==== MATERIAL FOR THIS TASK ====

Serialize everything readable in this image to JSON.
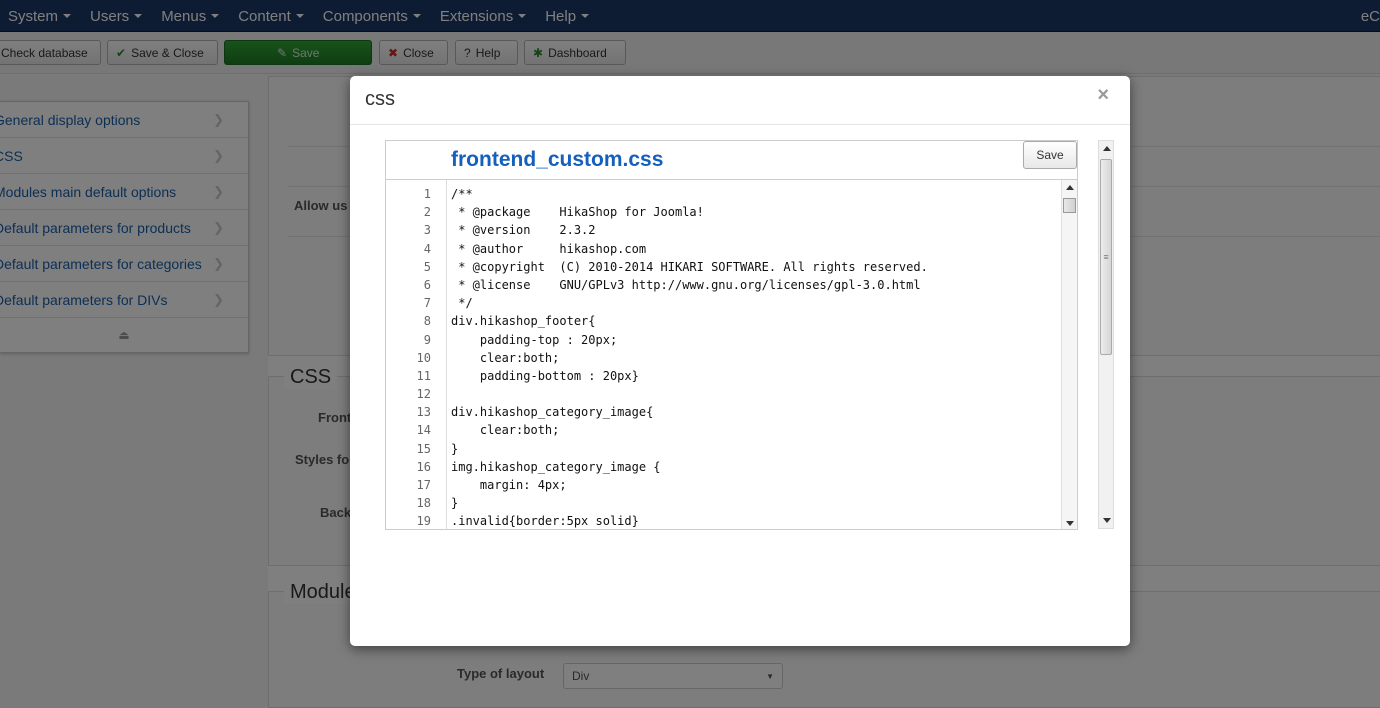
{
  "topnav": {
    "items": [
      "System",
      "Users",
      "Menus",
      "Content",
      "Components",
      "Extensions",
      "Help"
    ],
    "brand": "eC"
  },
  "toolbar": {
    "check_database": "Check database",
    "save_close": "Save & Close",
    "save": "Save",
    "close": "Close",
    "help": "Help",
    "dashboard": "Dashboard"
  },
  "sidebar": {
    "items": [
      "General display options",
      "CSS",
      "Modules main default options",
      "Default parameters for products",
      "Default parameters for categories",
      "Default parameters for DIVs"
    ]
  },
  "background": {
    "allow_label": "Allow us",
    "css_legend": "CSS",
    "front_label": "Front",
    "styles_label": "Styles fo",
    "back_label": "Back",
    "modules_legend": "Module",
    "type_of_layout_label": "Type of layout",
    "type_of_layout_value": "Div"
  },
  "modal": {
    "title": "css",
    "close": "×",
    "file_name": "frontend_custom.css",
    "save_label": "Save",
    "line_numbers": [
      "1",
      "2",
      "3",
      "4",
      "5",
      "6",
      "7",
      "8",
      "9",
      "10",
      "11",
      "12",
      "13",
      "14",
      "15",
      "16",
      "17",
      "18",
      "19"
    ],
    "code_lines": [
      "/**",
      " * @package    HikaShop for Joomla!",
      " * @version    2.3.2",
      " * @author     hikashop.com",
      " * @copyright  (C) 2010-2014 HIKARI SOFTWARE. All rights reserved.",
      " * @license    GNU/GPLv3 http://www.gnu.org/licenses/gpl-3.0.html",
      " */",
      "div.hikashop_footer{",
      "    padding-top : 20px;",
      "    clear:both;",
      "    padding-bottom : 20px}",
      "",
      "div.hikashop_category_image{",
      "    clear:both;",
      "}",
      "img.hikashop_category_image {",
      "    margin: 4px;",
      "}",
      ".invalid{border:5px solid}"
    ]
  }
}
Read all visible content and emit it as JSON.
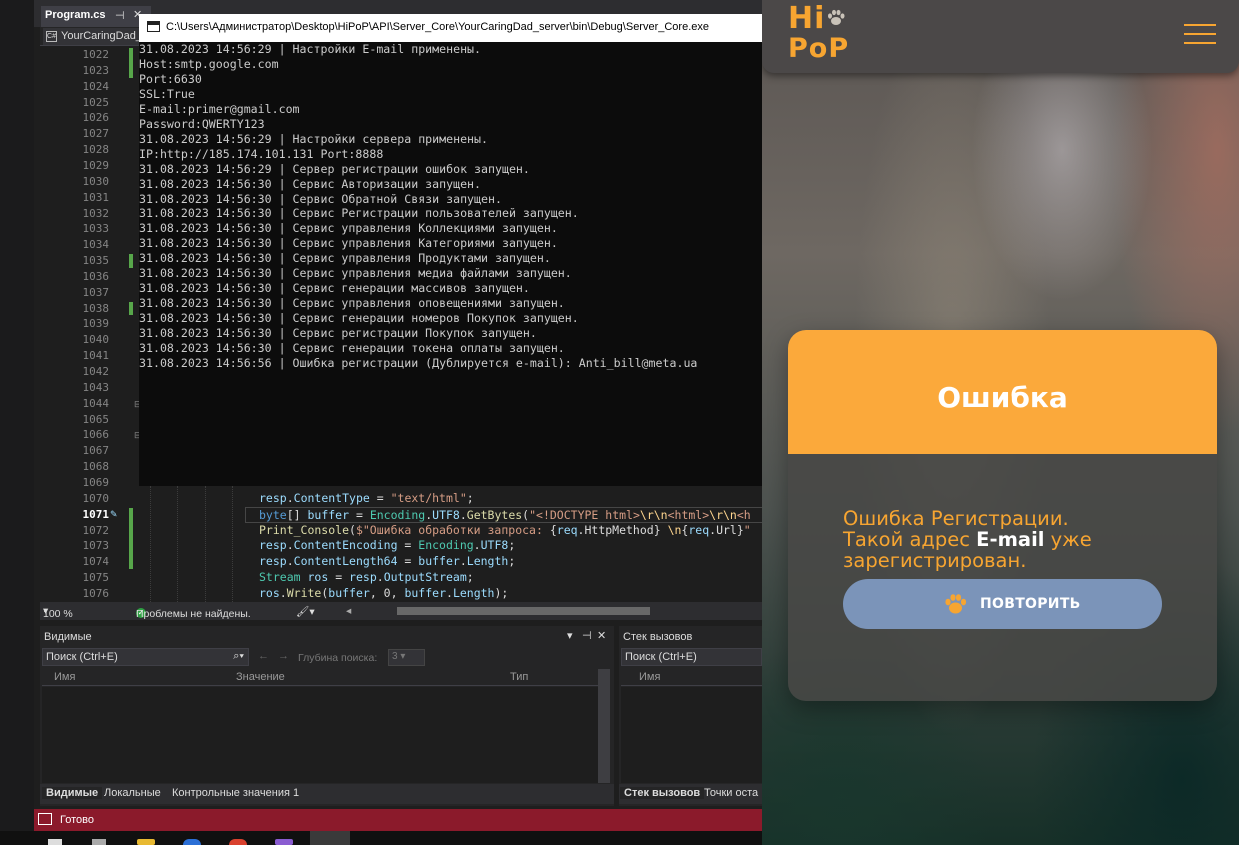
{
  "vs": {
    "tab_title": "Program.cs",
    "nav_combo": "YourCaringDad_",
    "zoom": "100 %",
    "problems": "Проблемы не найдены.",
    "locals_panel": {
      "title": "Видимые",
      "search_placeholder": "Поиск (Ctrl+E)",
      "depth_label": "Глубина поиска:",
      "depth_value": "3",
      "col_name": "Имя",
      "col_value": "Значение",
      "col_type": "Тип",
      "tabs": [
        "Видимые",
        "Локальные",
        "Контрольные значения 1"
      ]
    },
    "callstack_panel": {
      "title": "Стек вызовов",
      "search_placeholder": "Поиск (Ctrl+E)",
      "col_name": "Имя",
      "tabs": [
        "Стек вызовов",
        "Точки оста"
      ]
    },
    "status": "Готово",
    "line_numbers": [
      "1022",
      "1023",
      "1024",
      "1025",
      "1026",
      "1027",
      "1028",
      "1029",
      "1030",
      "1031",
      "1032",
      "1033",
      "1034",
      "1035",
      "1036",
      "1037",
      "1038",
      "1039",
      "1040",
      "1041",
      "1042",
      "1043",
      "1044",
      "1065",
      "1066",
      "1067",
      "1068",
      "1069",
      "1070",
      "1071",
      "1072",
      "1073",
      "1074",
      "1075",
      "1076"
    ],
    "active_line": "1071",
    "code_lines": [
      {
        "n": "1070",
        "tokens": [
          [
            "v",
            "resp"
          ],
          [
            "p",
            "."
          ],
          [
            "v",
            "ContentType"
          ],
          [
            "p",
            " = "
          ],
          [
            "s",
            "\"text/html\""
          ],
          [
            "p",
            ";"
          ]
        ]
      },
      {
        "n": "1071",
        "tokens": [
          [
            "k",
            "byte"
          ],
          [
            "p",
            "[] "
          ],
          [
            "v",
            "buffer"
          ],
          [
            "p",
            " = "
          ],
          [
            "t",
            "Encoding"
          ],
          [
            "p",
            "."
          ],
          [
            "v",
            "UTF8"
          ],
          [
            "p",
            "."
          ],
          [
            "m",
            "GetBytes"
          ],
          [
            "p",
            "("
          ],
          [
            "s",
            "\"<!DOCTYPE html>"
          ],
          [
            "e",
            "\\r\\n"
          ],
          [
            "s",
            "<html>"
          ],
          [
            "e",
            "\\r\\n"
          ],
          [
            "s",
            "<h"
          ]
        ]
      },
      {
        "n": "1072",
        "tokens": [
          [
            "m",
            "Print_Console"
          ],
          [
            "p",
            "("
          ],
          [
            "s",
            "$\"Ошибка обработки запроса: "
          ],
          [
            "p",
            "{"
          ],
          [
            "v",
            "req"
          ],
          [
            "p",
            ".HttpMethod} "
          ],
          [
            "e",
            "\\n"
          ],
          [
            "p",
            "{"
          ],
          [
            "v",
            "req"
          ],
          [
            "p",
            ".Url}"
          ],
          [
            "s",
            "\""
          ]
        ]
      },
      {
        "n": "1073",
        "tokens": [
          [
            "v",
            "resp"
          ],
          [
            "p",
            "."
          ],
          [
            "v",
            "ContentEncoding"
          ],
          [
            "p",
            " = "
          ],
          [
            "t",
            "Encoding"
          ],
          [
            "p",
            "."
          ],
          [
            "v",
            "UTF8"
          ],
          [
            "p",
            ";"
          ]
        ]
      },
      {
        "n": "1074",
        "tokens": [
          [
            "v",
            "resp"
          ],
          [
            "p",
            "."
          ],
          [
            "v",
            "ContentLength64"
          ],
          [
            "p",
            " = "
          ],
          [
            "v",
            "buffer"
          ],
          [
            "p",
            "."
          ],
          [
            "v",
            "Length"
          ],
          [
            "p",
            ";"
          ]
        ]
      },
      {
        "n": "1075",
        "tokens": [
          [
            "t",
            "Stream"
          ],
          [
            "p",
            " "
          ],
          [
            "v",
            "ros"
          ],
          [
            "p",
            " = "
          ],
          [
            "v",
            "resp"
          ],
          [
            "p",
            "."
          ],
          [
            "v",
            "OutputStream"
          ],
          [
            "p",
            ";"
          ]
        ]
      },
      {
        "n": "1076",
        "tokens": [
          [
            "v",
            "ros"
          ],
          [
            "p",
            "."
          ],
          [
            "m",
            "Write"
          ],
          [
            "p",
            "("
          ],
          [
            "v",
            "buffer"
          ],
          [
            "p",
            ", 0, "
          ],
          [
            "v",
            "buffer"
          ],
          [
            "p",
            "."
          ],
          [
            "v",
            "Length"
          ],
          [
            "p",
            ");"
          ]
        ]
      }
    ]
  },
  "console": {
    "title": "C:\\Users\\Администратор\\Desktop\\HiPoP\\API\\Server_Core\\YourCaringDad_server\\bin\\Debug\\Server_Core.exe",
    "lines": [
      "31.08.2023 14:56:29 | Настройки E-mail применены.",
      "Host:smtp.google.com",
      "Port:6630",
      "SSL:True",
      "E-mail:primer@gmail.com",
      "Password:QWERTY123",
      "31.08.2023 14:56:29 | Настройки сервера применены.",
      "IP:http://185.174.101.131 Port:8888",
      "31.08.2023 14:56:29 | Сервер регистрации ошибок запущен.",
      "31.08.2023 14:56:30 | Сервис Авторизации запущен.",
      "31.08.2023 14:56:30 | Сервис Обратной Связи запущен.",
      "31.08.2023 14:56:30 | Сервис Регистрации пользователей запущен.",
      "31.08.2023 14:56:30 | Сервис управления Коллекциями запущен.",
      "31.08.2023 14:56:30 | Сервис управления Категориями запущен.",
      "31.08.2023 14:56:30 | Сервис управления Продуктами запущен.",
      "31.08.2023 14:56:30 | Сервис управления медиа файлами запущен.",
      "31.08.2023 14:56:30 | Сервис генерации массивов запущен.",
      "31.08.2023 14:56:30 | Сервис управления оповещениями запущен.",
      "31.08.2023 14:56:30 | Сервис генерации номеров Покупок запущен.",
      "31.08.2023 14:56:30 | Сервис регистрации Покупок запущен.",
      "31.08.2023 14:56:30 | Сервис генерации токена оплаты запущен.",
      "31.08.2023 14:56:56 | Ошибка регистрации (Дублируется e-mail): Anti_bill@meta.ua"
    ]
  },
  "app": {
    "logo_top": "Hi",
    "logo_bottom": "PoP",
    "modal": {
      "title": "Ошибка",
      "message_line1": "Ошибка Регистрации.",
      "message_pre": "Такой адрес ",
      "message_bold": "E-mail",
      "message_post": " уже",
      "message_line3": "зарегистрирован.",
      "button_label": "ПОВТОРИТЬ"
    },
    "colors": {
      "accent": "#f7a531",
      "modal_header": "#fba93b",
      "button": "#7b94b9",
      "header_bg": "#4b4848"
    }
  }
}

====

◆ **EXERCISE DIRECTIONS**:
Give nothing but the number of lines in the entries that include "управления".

◆ **RESPONSE AREA**:
5